4B50.17 - Three Radiation Cans - Different Color Surfaces

Code Number:
Demo Title:
Three Radiation Cans - Different Color Surfaces
Thermoradiation vs. Color
Area of Study:
Sliver, White and Black Cans, LabQuest Mini with Three Thermometers, Hotplate, Beaker, Gloves, Funnel, Three Digital Thermometers (If needed), Three Bead Thermocouples (If Needed), and Graduated Cylinder.

Fill the silver, white, and black colored cans with boiling water.  Insert the three thermometers and then start the data collection.  Note that this will take at least 30 minutes of class time to complete the collection.  The silver can should have a slower rate of radiation cooling than the white or black cans.  The white and black cans should give almost identical cooling curves.

You may also do this experiment using themometer meters instead of using the interface.  In this instance you will need to keep a log of the temperature at regular intervals to manually plot your data.

The demonstration can also be performed in reverse.  Fill the cans with tap water and then place them into direct sunlight while monitoring the temperature increase of each can.  Note that this process will normally take several hours to collect the data.

  • Dennis Fung, "The 'Chocolate Experiment' - A Demonstration of Radiation Absorption by Different Colored Surfaces", TPT, Vol. 53, #9, Dec. 2015, p. 545.
  • E.G. Eaton, Richard DeGeer, and Phyllis Freier, "The Solar Constant: A Take Home Lab", TPT, Vol. 42, #1, Jan. 2004, p. 51 and TPT, Vol. 15, # 3, March 1977, p. 51.
  • Don McCarthy, "Figuring Radiative Efficiency", TPT, Vol. 40, #5, May 2002, p. 325.
  • "Figuring Physics", TPT, Vol. 40, # 5, May. 2002, p. 314.
  • Richard A. Bartels, "Do Darker Objects Really Cool Faster?", AJP, Vol. 58, #3, Mar. 1990, p. 244.
  • Tik L. Liem, "Which Coin Will Stay Longer", Invitations to Science Inquiry - Supplement to 1st and 2nd Ed. p. 82.
  • Julius Sumner Miller, Q79 & A79, Millergrams I – Some Enchanting Questions for Enquiring Minds, p. 51 & 103.
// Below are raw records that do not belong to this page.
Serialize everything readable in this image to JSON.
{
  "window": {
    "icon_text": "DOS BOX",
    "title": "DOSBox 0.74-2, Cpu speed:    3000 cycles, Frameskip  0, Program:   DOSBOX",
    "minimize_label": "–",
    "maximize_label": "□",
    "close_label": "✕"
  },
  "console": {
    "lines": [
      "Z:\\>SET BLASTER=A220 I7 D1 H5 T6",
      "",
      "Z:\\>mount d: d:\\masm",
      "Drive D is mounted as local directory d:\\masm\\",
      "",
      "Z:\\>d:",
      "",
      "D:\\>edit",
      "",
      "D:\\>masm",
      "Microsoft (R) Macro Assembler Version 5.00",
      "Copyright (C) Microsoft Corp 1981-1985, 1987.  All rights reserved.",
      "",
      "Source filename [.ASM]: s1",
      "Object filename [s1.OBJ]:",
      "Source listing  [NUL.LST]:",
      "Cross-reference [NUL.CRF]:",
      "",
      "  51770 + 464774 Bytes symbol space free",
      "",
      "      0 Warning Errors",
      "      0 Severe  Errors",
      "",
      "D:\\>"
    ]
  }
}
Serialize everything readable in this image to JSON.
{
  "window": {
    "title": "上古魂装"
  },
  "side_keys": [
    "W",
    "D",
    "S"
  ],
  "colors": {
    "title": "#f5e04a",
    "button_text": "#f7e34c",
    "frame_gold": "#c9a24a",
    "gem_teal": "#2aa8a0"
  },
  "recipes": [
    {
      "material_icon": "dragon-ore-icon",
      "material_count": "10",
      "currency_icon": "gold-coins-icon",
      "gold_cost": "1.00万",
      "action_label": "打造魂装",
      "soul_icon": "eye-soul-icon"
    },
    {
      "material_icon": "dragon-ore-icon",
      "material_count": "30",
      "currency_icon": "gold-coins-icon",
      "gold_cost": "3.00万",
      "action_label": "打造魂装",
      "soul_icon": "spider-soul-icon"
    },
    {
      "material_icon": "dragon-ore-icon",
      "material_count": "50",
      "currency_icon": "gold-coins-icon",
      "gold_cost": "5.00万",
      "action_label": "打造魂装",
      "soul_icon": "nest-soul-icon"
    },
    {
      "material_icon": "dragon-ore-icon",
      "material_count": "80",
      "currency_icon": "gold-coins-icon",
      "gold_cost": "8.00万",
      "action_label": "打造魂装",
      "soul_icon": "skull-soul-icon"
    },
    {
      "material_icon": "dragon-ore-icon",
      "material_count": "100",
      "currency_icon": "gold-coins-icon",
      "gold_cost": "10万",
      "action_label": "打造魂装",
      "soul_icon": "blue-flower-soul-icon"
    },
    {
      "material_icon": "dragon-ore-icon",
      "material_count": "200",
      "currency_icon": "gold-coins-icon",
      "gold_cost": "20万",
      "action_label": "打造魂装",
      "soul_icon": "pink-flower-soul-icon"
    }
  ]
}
Disclaimer: These demonstrations are provided only for illustrative use by persons affiliated with The University of Iowa and only under the direction of a trained instructor or physicist.  The University of Iowa is not responsible for demonstrations performed by those using their own equipment or who choose to use this reference material for their own purpose.  The demonstrations included here are within the public domain and can be found in materials contained in libraries, bookstores, and through electronic sources.  Performing all or any portion of any of these demonstrations, with or without revisions not depicted here entails inherent risks.  These risks include, without limitation, bodily injury (and possibly death), including risks to health that may be temporary or permanent and that may exacerbate a pre-existing medical condition; and property loss or damage.  Anyone performing any part of these demonstrations, even with revisions, knowingly and voluntarily assumes all risks associated with them.